▶ _SUPPLIED MATERIAL_
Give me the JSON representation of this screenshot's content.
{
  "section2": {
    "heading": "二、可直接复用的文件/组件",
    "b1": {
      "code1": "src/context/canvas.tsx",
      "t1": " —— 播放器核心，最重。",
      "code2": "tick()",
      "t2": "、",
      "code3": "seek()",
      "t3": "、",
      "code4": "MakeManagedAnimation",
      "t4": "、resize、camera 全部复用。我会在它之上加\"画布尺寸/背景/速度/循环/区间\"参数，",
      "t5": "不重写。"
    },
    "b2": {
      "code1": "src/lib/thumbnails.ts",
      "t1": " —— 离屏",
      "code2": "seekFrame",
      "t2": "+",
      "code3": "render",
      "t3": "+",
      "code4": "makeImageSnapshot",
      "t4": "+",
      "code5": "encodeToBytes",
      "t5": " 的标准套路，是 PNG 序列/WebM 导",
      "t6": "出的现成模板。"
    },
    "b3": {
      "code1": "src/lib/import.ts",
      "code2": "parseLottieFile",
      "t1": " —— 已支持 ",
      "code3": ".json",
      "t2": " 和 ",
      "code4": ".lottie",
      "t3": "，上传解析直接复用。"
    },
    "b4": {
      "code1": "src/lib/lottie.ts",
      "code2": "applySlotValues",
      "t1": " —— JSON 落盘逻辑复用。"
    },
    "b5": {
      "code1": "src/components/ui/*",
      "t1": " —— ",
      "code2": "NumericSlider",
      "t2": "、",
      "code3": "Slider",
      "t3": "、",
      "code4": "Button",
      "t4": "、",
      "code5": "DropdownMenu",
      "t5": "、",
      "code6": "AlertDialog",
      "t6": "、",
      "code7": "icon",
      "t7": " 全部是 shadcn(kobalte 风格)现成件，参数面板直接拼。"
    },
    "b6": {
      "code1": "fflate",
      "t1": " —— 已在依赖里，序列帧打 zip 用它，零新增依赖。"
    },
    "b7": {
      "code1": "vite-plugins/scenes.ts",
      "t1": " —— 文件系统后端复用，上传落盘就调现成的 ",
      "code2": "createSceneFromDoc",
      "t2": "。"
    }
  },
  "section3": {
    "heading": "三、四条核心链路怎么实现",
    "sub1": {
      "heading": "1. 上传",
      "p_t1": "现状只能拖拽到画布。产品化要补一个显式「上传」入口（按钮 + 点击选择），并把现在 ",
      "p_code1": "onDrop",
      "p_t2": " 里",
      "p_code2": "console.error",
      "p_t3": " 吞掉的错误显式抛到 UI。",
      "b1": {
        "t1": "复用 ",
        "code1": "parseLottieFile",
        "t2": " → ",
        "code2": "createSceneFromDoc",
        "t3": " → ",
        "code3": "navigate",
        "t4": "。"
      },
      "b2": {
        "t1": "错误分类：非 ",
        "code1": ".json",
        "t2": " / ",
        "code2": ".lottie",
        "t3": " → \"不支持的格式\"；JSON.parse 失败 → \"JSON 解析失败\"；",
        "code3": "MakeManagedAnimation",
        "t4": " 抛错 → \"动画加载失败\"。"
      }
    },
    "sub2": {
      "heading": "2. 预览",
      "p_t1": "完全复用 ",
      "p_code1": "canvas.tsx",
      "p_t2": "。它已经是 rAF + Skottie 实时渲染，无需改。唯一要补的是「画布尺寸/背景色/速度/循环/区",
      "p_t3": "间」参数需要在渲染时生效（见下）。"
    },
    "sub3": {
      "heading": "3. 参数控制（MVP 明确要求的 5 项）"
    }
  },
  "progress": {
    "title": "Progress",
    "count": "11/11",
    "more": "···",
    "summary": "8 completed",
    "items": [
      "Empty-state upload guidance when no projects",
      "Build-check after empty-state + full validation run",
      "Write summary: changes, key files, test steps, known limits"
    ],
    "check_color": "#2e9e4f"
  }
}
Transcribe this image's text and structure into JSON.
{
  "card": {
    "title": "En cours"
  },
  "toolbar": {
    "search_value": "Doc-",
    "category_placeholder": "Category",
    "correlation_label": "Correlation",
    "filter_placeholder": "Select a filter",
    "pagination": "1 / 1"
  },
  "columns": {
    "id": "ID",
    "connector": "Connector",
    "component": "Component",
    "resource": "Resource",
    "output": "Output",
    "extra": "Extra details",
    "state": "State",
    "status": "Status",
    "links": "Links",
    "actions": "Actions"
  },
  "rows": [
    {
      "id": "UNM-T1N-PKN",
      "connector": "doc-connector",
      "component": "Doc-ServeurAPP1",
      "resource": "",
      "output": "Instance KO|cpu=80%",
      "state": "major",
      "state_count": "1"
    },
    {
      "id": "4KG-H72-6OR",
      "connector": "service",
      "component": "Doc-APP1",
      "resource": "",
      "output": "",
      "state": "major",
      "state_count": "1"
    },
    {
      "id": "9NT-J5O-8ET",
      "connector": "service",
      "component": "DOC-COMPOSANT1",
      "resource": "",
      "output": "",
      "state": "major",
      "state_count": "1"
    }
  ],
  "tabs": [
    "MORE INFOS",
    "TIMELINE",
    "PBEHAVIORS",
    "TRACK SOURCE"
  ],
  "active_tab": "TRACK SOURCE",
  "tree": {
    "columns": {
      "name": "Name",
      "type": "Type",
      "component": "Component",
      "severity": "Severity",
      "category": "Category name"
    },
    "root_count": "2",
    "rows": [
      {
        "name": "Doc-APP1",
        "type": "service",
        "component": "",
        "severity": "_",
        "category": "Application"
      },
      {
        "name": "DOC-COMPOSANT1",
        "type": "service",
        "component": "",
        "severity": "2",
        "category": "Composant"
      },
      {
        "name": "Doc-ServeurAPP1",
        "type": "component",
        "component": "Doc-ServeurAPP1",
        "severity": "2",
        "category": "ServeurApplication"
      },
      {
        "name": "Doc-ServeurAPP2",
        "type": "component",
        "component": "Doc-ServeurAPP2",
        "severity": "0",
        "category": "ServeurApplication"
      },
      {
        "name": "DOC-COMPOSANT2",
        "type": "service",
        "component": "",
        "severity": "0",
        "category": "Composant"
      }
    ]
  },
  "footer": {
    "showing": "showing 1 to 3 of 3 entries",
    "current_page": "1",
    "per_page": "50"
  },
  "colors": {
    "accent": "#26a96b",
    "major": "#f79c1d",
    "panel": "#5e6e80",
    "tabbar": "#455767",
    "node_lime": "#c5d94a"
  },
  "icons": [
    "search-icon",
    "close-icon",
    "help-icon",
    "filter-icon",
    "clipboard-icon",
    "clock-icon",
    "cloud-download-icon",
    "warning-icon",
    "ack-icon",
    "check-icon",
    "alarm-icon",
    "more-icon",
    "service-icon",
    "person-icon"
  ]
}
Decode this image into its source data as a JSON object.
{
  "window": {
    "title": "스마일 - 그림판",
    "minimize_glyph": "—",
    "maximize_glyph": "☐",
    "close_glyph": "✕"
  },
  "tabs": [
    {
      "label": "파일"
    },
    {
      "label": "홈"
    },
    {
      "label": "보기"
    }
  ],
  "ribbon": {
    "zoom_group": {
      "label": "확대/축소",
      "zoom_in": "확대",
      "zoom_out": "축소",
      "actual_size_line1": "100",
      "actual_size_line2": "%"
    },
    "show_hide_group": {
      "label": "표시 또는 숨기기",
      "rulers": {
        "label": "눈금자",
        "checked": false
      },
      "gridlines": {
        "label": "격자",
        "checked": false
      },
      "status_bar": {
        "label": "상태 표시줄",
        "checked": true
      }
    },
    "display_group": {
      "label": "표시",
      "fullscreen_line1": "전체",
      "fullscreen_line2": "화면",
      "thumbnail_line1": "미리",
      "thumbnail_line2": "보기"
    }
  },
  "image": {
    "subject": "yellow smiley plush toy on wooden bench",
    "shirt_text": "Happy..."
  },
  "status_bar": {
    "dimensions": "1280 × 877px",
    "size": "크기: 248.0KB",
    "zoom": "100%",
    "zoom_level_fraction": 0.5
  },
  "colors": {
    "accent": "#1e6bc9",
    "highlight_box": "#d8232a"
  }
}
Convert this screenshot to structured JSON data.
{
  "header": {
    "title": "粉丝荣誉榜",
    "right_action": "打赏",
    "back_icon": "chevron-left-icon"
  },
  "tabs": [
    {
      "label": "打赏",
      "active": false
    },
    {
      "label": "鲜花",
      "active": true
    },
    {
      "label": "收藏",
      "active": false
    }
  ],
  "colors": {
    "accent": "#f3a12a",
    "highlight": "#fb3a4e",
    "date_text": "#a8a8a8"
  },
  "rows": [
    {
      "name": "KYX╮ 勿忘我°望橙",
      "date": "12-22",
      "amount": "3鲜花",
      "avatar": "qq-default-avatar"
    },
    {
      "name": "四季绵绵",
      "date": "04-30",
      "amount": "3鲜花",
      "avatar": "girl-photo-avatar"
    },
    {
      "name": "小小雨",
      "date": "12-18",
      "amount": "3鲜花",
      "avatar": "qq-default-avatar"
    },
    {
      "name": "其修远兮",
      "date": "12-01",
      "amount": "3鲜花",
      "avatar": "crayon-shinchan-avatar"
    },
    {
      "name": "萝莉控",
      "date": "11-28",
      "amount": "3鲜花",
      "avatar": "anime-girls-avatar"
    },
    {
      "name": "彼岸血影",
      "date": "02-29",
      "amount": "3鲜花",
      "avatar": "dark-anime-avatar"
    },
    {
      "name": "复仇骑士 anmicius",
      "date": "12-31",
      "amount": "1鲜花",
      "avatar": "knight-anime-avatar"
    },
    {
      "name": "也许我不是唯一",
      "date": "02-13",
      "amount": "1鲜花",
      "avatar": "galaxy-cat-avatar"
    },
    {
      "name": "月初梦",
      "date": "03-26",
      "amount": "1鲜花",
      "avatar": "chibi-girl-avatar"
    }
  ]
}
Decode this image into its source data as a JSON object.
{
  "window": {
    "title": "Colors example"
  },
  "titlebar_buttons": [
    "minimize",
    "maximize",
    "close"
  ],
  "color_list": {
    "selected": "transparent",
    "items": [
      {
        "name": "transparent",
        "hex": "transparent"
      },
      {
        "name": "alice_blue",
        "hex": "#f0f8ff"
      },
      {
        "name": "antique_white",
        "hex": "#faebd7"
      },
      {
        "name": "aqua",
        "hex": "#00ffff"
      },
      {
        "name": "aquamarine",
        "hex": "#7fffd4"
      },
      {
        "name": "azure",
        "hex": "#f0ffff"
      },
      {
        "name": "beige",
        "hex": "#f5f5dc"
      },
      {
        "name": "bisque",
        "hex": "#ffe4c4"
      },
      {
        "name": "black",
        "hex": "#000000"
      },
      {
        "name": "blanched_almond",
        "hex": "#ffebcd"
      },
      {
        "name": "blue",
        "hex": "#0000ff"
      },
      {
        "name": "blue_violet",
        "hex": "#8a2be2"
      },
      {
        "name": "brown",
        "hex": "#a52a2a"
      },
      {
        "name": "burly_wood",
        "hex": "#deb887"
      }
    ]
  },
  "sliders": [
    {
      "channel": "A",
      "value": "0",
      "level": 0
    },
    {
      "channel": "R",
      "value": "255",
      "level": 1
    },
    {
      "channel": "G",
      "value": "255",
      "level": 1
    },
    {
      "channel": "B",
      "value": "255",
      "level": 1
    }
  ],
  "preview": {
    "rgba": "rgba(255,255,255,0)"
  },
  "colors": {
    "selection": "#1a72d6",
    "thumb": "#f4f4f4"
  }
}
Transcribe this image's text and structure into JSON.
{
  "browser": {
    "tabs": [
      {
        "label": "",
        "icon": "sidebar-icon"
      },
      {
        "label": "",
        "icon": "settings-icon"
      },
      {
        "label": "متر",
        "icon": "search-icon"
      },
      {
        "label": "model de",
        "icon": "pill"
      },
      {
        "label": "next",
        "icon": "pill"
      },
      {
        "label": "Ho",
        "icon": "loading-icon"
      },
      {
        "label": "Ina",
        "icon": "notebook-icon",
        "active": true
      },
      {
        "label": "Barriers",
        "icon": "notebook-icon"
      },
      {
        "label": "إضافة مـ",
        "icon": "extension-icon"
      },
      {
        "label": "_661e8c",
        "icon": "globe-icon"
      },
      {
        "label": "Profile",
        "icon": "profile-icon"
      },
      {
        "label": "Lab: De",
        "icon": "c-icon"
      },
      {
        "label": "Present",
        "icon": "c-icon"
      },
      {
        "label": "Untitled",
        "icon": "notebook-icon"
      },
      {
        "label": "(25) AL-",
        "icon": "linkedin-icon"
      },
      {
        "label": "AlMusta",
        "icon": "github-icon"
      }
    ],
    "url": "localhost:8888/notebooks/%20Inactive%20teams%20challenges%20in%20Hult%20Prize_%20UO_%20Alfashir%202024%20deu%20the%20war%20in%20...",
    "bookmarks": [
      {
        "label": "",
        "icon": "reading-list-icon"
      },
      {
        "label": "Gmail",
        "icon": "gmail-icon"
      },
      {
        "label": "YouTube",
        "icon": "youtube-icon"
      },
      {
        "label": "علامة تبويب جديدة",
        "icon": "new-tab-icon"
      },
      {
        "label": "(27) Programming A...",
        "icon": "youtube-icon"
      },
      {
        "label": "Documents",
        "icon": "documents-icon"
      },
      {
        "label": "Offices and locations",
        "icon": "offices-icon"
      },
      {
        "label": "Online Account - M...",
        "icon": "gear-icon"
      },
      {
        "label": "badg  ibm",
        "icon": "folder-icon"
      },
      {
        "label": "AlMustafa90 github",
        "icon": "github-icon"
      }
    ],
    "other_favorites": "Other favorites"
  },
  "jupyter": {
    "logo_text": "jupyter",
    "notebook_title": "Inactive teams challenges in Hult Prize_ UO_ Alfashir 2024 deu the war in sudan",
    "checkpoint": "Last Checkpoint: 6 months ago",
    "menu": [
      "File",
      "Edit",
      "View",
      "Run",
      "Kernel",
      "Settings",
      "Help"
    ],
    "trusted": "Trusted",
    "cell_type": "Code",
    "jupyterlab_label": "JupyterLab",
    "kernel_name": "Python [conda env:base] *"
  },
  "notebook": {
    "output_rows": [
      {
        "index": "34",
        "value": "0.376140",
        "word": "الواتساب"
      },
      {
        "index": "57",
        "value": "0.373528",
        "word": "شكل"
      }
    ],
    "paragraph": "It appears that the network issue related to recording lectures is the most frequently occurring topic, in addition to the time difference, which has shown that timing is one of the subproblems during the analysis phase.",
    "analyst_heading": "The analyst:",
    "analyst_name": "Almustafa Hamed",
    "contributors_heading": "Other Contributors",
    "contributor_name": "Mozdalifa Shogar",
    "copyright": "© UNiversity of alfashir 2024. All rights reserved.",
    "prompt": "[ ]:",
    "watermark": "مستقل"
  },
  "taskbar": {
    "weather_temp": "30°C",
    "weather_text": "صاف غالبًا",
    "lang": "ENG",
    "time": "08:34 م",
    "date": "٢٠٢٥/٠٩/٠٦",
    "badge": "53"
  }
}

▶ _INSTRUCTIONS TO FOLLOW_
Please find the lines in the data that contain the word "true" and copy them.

▶ _TASK SOLUTION_
        "checked": true
      "active": true
        "active": true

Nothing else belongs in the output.